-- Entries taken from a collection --
_____
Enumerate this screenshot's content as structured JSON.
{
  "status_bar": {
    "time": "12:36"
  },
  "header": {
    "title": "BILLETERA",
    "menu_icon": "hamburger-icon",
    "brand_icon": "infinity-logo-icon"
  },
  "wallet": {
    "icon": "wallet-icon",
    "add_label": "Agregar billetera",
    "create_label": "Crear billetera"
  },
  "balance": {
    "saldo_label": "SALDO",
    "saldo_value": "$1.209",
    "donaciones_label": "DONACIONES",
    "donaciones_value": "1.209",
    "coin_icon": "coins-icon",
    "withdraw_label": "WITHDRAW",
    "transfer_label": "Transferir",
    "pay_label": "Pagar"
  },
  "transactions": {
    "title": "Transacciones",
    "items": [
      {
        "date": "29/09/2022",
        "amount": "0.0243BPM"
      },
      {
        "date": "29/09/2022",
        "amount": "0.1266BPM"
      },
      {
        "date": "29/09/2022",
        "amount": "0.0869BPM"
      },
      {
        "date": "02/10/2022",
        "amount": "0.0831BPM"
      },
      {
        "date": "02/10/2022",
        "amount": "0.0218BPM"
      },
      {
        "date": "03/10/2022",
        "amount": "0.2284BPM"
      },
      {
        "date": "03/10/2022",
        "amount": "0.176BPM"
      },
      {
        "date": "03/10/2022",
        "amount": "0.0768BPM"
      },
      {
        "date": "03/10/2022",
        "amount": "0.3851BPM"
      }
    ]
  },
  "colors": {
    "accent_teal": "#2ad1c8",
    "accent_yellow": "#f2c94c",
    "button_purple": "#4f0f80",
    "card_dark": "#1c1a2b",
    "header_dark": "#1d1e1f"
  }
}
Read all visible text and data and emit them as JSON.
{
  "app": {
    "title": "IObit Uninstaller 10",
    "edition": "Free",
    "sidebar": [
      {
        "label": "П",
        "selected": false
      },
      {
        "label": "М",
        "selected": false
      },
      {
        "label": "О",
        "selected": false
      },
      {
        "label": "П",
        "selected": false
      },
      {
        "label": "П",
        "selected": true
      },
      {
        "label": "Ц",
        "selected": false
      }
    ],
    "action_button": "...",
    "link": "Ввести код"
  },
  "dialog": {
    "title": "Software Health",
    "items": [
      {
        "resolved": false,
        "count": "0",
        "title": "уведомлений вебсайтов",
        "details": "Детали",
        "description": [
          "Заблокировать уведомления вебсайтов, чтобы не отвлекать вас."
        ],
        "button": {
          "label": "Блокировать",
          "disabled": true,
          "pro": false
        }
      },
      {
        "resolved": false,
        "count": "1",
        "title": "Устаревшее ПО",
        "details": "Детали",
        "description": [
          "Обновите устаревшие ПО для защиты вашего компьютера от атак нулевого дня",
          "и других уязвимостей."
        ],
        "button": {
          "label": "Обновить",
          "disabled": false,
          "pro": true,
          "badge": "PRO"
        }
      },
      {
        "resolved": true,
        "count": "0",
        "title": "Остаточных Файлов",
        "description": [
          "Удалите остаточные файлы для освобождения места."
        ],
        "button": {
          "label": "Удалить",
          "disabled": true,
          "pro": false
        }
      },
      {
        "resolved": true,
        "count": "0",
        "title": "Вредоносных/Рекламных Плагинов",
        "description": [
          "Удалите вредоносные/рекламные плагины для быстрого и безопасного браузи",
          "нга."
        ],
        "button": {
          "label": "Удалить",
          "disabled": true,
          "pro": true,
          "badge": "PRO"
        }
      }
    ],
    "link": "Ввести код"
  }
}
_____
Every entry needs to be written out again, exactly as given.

-- Answer area --
Enumerate this screenshot's content as structured JSON.
{
  "status_bar": {
    "time": "12:36"
  },
  "header": {
    "title": "BILLETERA",
    "menu_icon": "hamburger-icon",
    "brand_icon": "infinity-logo-icon"
  },
  "wallet": {
    "icon": "wallet-icon",
    "add_label": "Agregar billetera",
    "create_label": "Crear billetera"
  },
  "balance": {
    "saldo_label": "SALDO",
    "saldo_value": "$1.209",
    "donaciones_label": "DONACIONES",
    "donaciones_value": "1.209",
    "coin_icon": "coins-icon",
    "withdraw_label": "WITHDRAW",
    "transfer_label": "Transferir",
    "pay_label": "Pagar"
  },
  "transactions": {
    "title": "Transacciones",
    "items": [
      {
        "date": "29/09/2022",
        "amount": "0.0243BPM"
      },
      {
        "date": "29/09/2022",
        "amount": "0.1266BPM"
      },
      {
        "date": "29/09/2022",
        "amount": "0.0869BPM"
      },
      {
        "date": "02/10/2022",
        "amount": "0.0831BPM"
      },
      {
        "date": "02/10/2022",
        "amount": "0.0218BPM"
      },
      {
        "date": "03/10/2022",
        "amount": "0.2284BPM"
      },
      {
        "date": "03/10/2022",
        "amount": "0.176BPM"
      },
      {
        "date": "03/10/2022",
        "amount": "0.0768BPM"
      },
      {
        "date": "03/10/2022",
        "amount": "0.3851BPM"
      }
    ]
  },
  "colors": {
    "accent_teal": "#2ad1c8",
    "accent_yellow": "#f2c94c",
    "button_purple": "#4f0f80",
    "card_dark": "#1c1a2b",
    "header_dark": "#1d1e1f"
  }
}
Read all visible text and data and emit them as JSON.
{
  "app": {
    "title": "IObit Uninstaller 10",
    "edition": "Free",
    "sidebar": [
      {
        "label": "П",
        "selected": false
      },
      {
        "label": "М",
        "selected": false
      },
      {
        "label": "О",
        "selected": false
      },
      {
        "label": "П",
        "selected": false
      },
      {
        "label": "П",
        "selected": true
      },
      {
        "label": "Ц",
        "selected": false
      }
    ],
    "action_button": "...",
    "link": "Ввести код"
  },
  "dialog": {
    "title": "Software Health",
    "items": [
      {
        "resolved": false,
        "count": "0",
        "title": "уведомлений вебсайтов",
        "details": "Детали",
        "description": [
          "Заблокировать уведомления вебсайтов, чтобы не отвлекать вас."
        ],
        "button": {
          "label": "Блокировать",
          "disabled": true,
          "pro": false
        }
      },
      {
        "resolved": false,
        "count": "1",
        "title": "Устаревшее ПО",
        "details": "Детали",
        "description": [
          "Обновите устаревшие ПО для защиты вашего компьютера от атак нулевого дня",
          "и других уязвимостей."
        ],
        "button": {
          "label": "Обновить",
          "disabled": false,
          "pro": true,
          "badge": "PRO"
        }
      },
      {
        "resolved": true,
        "count": "0",
        "title": "Остаточных Файлов",
        "description": [
          "Удалите остаточные файлы для освобождения места."
        ],
        "button": {
          "label": "Удалить",
          "disabled": true,
          "pro": false
        }
      },
      {
        "resolved": true,
        "count": "0",
        "title": "Вредоносных/Рекламных Плагинов",
        "description": [
          "Удалите вредоносные/рекламные плагины для быстрого и безопасного браузи",
          "нга."
        ],
        "button": {
          "label": "Удалить",
          "disabled": true,
          "pro": true,
          "badge": "PRO"
        }
      }
    ],
    "link": "Ввести код"
  }
}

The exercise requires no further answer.